*** Opening of MATERIAL TO PROCESS ***

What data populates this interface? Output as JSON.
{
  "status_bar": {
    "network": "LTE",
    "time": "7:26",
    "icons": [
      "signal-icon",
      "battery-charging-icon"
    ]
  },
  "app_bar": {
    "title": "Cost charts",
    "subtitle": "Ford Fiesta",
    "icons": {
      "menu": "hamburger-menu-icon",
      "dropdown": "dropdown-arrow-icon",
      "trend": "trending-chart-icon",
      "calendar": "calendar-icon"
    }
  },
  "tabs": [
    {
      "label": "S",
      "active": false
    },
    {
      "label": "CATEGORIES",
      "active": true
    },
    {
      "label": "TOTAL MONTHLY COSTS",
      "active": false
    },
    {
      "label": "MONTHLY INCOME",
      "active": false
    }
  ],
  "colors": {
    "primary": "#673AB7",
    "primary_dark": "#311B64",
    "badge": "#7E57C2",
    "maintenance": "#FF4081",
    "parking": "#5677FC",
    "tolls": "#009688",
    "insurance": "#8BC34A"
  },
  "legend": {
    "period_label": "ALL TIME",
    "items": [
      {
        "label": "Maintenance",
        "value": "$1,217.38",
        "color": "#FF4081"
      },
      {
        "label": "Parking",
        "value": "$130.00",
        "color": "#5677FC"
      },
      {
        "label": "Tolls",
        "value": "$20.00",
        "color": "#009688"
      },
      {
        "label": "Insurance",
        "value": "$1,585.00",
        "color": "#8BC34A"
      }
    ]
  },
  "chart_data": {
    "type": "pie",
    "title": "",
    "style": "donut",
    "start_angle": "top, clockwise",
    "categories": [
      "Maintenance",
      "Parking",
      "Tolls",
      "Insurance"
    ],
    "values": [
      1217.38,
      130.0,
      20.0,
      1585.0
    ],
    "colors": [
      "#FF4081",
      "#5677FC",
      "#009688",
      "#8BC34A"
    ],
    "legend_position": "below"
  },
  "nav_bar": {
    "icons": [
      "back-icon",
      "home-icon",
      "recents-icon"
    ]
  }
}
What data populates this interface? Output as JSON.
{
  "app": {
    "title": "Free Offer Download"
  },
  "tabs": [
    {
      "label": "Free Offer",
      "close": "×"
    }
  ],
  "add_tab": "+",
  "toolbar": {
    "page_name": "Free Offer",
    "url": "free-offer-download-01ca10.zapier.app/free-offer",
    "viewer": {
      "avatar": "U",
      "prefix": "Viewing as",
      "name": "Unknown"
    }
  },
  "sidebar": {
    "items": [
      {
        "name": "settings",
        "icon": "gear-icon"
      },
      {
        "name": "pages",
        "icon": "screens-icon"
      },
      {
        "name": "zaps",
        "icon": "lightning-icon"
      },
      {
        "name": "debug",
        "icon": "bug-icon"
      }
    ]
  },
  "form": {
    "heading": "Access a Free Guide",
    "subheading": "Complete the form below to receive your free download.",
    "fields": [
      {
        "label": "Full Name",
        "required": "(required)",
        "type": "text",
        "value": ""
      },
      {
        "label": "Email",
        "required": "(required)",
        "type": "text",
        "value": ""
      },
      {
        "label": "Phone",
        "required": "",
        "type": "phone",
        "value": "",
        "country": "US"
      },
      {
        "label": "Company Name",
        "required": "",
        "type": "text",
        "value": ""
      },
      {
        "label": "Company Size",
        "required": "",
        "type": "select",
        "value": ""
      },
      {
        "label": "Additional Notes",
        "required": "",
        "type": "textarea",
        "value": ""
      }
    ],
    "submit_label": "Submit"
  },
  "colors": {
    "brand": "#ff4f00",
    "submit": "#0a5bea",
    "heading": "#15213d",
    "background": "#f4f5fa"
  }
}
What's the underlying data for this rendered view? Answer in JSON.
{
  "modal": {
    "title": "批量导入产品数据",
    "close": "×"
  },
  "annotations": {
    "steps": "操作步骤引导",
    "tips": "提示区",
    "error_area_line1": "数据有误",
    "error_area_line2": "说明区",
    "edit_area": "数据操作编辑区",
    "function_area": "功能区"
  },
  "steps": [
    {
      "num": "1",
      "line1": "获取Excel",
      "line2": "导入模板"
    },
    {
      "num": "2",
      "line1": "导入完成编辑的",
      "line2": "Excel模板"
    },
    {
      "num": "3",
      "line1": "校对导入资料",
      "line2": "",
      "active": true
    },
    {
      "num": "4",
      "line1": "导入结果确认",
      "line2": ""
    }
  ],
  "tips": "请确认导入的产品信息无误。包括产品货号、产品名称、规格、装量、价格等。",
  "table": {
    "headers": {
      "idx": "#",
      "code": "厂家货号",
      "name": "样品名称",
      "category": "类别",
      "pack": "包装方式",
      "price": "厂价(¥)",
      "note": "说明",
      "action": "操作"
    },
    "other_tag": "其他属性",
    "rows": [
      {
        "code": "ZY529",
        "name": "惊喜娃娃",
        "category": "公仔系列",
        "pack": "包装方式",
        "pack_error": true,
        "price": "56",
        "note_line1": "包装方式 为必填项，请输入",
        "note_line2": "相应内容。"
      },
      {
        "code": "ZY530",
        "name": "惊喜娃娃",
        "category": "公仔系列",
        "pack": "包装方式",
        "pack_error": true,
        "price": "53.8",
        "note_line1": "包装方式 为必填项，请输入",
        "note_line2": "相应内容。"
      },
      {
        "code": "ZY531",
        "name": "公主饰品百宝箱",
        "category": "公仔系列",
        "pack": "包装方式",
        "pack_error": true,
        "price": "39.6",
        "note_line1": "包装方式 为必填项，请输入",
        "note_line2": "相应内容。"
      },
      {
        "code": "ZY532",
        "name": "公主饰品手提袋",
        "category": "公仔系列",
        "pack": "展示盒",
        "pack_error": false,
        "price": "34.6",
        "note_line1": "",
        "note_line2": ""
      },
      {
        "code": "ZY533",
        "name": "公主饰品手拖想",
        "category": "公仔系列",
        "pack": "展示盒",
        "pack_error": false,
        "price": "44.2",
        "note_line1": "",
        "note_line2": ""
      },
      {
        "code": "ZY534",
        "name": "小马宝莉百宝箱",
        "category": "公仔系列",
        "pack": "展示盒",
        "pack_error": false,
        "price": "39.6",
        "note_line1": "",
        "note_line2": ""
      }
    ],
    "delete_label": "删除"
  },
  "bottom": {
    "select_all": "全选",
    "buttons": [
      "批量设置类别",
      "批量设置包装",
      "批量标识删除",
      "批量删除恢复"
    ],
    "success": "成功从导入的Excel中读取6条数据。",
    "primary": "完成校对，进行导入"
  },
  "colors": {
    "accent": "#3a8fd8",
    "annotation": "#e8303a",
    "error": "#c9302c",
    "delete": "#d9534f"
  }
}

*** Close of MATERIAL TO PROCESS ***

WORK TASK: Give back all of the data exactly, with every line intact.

EXERCISE RESULT:
What data populates this interface? Output as JSON.
{
  "status_bar": {
    "network": "LTE",
    "time": "7:26",
    "icons": [
      "signal-icon",
      "battery-charging-icon"
    ]
  },
  "app_bar": {
    "title": "Cost charts",
    "subtitle": "Ford Fiesta",
    "icons": {
      "menu": "hamburger-menu-icon",
      "dropdown": "dropdown-arrow-icon",
      "trend": "trending-chart-icon",
      "calendar": "calendar-icon"
    }
  },
  "tabs": [
    {
      "label": "S",
      "active": false
    },
    {
      "label": "CATEGORIES",
      "active": true
    },
    {
      "label": "TOTAL MONTHLY COSTS",
      "active": false
    },
    {
      "label": "MONTHLY INCOME",
      "active": false
    }
  ],
  "colors": {
    "primary": "#673AB7",
    "primary_dark": "#311B64",
    "badge": "#7E57C2",
    "maintenance": "#FF4081",
    "parking": "#5677FC",
    "tolls": "#009688",
    "insurance": "#8BC34A"
  },
  "legend": {
    "period_label": "ALL TIME",
    "items": [
      {
        "label": "Maintenance",
        "value": "$1,217.38",
        "color": "#FF4081"
      },
      {
        "label": "Parking",
        "value": "$130.00",
        "color": "#5677FC"
      },
      {
        "label": "Tolls",
        "value": "$20.00",
        "color": "#009688"
      },
      {
        "label": "Insurance",
        "value": "$1,585.00",
        "color": "#8BC34A"
      }
    ]
  },
  "chart_data": {
    "type": "pie",
    "title": "",
    "style": "donut",
    "start_angle": "top, clockwise",
    "categories": [
      "Maintenance",
      "Parking",
      "Tolls",
      "Insurance"
    ],
    "values": [
      1217.38,
      130.0,
      20.0,
      1585.0
    ],
    "colors": [
      "#FF4081",
      "#5677FC",
      "#009688",
      "#8BC34A"
    ],
    "legend_position": "below"
  },
  "nav_bar": {
    "icons": [
      "back-icon",
      "home-icon",
      "recents-icon"
    ]
  }
}
What data populates this interface? Output as JSON.
{
  "app": {
    "title": "Free Offer Download"
  },
  "tabs": [
    {
      "label": "Free Offer",
      "close": "×"
    }
  ],
  "add_tab": "+",
  "toolbar": {
    "page_name": "Free Offer",
    "url": "free-offer-download-01ca10.zapier.app/free-offer",
    "viewer": {
      "avatar": "U",
      "prefix": "Viewing as",
      "name": "Unknown"
    }
  },
  "sidebar": {
    "items": [
      {
        "name": "settings",
        "icon": "gear-icon"
      },
      {
        "name": "pages",
        "icon": "screens-icon"
      },
      {
        "name": "zaps",
        "icon": "lightning-icon"
      },
      {
        "name": "debug",
        "icon": "bug-icon"
      }
    ]
  },
  "form": {
    "heading": "Access a Free Guide",
    "subheading": "Complete the form below to receive your free download.",
    "fields": [
      {
        "label": "Full Name",
        "required": "(required)",
        "type": "text",
        "value": ""
      },
      {
        "label": "Email",
        "required": "(required)",
        "type": "text",
        "value": ""
      },
      {
        "label": "Phone",
        "required": "",
        "type": "phone",
        "value": "",
        "country": "US"
      },
      {
        "label": "Company Name",
        "required": "",
        "type": "text",
        "value": ""
      },
      {
        "label": "Company Size",
        "required": "",
        "type": "select",
        "value": ""
      },
      {
        "label": "Additional Notes",
        "required": "",
        "type": "textarea",
        "value": ""
      }
    ],
    "submit_label": "Submit"
  },
  "colors": {
    "brand": "#ff4f00",
    "submit": "#0a5bea",
    "heading": "#15213d",
    "background": "#f4f5fa"
  }
}
What's the underlying data for this rendered view? Answer in JSON.
{
  "modal": {
    "title": "批量导入产品数据",
    "close": "×"
  },
  "annotations": {
    "steps": "操作步骤引导",
    "tips": "提示区",
    "error_area_line1": "数据有误",
    "error_area_line2": "说明区",
    "edit_area": "数据操作编辑区",
    "function_area": "功能区"
  },
  "steps": [
    {
      "num": "1",
      "line1": "获取Excel",
      "line2": "导入模板"
    },
    {
      "num": "2",
      "line1": "导入完成编辑的",
      "line2": "Excel模板"
    },
    {
      "num": "3",
      "line1": "校对导入资料",
      "line2": "",
      "active": true
    },
    {
      "num": "4",
      "line1": "导入结果确认",
      "line2": ""
    }
  ],
  "tips": "请确认导入的产品信息无误。包括产品货号、产品名称、规格、装量、价格等。",
  "table": {
    "headers": {
      "idx": "#",
      "code": "厂家货号",
      "name": "样品名称",
      "category": "类别",
      "pack": "包装方式",
      "price": "厂价(¥)",
      "note": "说明",
      "action": "操作"
    },
    "other_tag": "其他属性",
    "rows": [
      {
        "code": "ZY529",
        "name": "惊喜娃娃",
        "category": "公仔系列",
        "pack": "包装方式",
        "pack_error": true,
        "price": "56",
        "note_line1": "包装方式 为必填项，请输入",
        "note_line2": "相应内容。"
      },
      {
        "code": "ZY530",
        "name": "惊喜娃娃",
        "category": "公仔系列",
        "pack": "包装方式",
        "pack_error": true,
        "price": "53.8",
        "note_line1": "包装方式 为必填项，请输入",
        "note_line2": "相应内容。"
      },
      {
        "code": "ZY531",
        "name": "公主饰品百宝箱",
        "category": "公仔系列",
        "pack": "包装方式",
        "pack_error": true,
        "price": "39.6",
        "note_line1": "包装方式 为必填项，请输入",
        "note_line2": "相应内容。"
      },
      {
        "code": "ZY532",
        "name": "公主饰品手提袋",
        "category": "公仔系列",
        "pack": "展示盒",
        "pack_error": false,
        "price": "34.6",
        "note_line1": "",
        "note_line2": ""
      },
      {
        "code": "ZY533",
        "name": "公主饰品手拖想",
        "category": "公仔系列",
        "pack": "展示盒",
        "pack_error": false,
        "price": "44.2",
        "note_line1": "",
        "note_line2": ""
      },
      {
        "code": "ZY534",
        "name": "小马宝莉百宝箱",
        "category": "公仔系列",
        "pack": "展示盒",
        "pack_error": false,
        "price": "39.6",
        "note_line1": "",
        "note_line2": ""
      }
    ],
    "delete_label": "删除"
  },
  "bottom": {
    "select_all": "全选",
    "buttons": [
      "批量设置类别",
      "批量设置包装",
      "批量标识删除",
      "批量删除恢复"
    ],
    "success": "成功从导入的Excel中读取6条数据。",
    "primary": "完成校对，进行导入"
  },
  "colors": {
    "accent": "#3a8fd8",
    "annotation": "#e8303a",
    "error": "#c9302c",
    "delete": "#d9534f"
  }
}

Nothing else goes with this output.